However, he did state that travel will fall more sharply than GDP in Europe for the year. Annual growth rate for tourist arrivals is estimated at -40% for the year. However, both GDP and tourist arrivals are expected to enter into positive growth patterns by 2021.
Looking at 2020 inbound markets for Europe by origin market, China is expected to see the greatest declined at -50%, followed by the US at -45%, Western Europe at -41% and both Northern and Southern Europe at -40%. This against a global average of -39%. Central and Eastern European inbound arrivals are expected to see the least decline at -35%.
In terms of visitor numbers, inbound tourism to Europe from Western Europe will see the largest decline at a drop of 93 million, the Americas will drop by 23 million and Asia Pacific will drop by 19 million.

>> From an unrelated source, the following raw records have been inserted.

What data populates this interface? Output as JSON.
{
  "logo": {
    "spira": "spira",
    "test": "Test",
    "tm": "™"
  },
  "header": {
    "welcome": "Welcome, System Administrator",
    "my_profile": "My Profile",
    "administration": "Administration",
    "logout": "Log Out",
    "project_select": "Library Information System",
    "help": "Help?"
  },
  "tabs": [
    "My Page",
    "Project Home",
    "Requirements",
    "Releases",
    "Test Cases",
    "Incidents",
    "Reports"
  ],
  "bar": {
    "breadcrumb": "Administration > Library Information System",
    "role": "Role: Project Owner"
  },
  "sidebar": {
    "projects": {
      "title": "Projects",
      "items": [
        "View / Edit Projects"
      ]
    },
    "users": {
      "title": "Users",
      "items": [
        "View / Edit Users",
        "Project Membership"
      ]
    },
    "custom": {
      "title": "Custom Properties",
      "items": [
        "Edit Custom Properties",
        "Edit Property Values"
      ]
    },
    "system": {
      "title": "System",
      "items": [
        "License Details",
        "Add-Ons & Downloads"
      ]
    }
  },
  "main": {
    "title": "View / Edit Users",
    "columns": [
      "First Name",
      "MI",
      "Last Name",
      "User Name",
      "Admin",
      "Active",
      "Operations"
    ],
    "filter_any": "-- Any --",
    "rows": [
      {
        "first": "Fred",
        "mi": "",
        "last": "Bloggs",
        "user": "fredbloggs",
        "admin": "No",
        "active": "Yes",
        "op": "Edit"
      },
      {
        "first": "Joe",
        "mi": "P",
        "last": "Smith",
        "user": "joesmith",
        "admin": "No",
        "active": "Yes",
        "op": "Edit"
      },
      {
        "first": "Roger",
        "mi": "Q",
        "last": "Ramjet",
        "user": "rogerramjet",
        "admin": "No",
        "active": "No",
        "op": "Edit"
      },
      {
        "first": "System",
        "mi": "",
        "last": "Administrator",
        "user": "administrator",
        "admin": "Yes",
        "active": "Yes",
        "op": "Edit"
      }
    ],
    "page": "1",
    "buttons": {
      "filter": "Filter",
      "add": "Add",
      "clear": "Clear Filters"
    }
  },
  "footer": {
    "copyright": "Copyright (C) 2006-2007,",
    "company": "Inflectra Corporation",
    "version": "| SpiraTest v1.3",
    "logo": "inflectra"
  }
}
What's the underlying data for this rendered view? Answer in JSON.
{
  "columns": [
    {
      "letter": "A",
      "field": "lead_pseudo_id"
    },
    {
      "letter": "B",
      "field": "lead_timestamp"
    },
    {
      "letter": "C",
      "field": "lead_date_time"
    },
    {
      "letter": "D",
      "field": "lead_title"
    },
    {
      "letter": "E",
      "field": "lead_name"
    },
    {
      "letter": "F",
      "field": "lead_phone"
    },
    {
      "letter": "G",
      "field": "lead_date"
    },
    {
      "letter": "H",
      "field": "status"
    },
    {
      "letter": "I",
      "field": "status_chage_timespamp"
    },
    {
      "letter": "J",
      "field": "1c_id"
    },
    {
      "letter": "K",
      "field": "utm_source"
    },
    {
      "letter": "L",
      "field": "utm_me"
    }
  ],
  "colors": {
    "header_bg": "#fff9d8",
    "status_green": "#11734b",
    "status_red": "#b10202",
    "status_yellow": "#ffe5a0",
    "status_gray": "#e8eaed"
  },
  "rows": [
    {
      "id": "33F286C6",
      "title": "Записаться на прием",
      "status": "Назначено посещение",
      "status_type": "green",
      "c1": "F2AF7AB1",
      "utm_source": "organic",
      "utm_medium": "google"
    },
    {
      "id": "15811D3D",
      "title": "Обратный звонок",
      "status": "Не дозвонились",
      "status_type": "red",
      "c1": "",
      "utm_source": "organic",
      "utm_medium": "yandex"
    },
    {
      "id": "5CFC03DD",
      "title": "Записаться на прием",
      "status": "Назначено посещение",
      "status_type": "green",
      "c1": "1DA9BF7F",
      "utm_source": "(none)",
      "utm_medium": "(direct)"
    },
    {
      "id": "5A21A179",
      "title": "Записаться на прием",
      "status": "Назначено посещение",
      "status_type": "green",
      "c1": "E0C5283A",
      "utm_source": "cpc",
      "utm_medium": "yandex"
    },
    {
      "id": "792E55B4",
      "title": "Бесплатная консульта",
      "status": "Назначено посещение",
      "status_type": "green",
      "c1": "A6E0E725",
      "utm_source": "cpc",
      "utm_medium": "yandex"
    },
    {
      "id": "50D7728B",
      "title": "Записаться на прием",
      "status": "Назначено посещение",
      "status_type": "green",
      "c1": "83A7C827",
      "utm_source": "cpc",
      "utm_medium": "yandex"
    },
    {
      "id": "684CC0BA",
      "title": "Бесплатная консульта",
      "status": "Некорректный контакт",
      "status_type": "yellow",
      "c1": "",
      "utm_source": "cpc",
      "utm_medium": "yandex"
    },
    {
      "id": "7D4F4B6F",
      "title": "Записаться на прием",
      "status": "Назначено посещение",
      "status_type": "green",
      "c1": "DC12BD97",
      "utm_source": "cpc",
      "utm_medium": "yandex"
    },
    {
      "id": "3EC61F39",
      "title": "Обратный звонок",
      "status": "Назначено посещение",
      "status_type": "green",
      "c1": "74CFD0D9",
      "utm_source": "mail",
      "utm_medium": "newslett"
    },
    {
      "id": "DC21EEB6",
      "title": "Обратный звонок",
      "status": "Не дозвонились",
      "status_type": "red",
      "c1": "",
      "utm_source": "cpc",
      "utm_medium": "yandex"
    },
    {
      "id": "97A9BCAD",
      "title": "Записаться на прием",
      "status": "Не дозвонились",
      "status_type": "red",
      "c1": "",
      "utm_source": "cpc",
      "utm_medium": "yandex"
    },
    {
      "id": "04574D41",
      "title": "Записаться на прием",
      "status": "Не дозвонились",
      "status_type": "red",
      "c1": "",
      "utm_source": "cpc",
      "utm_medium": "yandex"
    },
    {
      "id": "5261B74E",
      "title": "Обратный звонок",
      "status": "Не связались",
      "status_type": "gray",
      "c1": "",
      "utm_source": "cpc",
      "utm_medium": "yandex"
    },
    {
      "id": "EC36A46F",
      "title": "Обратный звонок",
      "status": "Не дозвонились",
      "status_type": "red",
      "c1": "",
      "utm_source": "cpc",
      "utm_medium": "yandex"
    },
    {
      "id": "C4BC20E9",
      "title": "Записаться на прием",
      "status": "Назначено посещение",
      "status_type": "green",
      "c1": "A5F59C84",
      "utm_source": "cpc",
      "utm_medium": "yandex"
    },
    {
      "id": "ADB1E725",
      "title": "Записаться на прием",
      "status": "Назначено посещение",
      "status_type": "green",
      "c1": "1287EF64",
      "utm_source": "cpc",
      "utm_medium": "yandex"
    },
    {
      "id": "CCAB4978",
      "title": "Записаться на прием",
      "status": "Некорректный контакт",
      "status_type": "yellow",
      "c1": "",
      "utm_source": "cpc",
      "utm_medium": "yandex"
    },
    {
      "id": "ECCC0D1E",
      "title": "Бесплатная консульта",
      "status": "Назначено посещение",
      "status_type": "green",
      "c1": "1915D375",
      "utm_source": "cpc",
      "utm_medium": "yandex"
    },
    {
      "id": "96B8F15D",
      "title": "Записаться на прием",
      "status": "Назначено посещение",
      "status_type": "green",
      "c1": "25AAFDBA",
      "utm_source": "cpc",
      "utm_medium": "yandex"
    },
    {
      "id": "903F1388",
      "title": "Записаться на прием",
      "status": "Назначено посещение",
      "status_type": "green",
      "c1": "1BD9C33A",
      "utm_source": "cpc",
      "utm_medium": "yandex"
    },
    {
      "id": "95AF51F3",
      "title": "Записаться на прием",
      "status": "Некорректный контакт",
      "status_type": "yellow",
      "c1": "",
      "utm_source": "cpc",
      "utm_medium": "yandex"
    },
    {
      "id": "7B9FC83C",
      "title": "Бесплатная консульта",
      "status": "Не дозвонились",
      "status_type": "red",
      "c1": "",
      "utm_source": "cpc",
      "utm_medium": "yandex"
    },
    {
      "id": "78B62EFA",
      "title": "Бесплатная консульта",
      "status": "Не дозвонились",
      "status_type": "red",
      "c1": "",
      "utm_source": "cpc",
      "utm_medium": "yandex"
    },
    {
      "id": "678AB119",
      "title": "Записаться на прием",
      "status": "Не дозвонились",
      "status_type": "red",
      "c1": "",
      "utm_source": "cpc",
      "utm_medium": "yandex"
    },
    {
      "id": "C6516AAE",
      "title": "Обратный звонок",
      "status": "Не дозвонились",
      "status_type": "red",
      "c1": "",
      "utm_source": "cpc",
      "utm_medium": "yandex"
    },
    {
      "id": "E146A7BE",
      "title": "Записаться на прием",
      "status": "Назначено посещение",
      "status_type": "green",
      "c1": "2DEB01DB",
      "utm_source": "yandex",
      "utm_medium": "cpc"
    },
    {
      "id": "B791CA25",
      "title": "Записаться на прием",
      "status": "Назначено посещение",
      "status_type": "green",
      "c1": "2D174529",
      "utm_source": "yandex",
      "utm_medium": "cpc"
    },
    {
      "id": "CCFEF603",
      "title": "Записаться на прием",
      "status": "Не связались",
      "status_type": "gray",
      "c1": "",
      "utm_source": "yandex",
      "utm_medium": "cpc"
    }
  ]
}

Domestic tourism will lead the recovery. Goodger cited WTTC research which stated that two thirds of travel spend in Europe is from the domestic market. Even in Spain it makes up half of tourism spend.
“Domestic travel is much less volatile. We saw less of a fall in the domestic market in 2008 downturn, and it recovered much quicker. This is something we do expect to happen in recovery in these instances,” he told the webinar audience.
Tourism Economics expects domestic recovery to come ahead of the international market and to regain prior-2019 levels by 2021 and 2022.
Natalie Weisz, Senior Manager of Research & Analysis, STR, informed the audience to expect eight months of negative impact with four months of severe impact. She said the majority of markets forecasted almost no demand in April and May. She also expects no new hotel openings in H1 2020, with many opening dates now pushed back by six months. However, echoing what Goodger had presented, Weisz also said she expects the majority of pick-up will come from domestic demand.
Looking ahead to recovery, Weisz showed that Tourism Economics forecasts a 33% include in occupancy, 6% increase in ADR and 41% increase in RevPAR for Europe in 2021. That coming off the back of a 27% decline in occupancy, 14% slide in ADR and 37% drop in RevPAR for 2020 as a whole.
Summing up, Rossmann returned to provide three conclusions:
1. China points towards shape of recovery in the rest of the world
- Recovery starting even though there are still cases
- Domestic demand driving both leisure (first) then business demand
- Midscale and economy recovering faster
2. We are forecasting a bounce back
- Impact on global economy still uncertain but we are forecasting a bounce back
- Much still depends on how fast virus is contained, and government intervention
- Current forecast in Europe RevPAR returned to 2019 levels in 2022
3. Profitability recovery profiles are different to revenue
- Likely to take longer to recover at a profitability level
- Recovery also likely to be very different based on extent occupancy or rate driven
- Profiles will differ by market and hotel type
Tune in to the next STR webinar update here.
Sarah McCay Tams, Director of Content, EMEA
Sarah joined Duetto in 2015 as a contributing editor covering Europe, Middle East & Africa (EMEA). In 2017, she was promoted to Director of Content, EMEA. An experienced B2B travel industry journalist, Sarah spent 14 years working in the Middle East, most notably as senior editor – hospitality for ITP Publishing Group in Dubai, where she headed up the editorial teams on Hotelier Middle East, Caterer Middle East and Arabian Travel News. Sarah is now based back in the UK.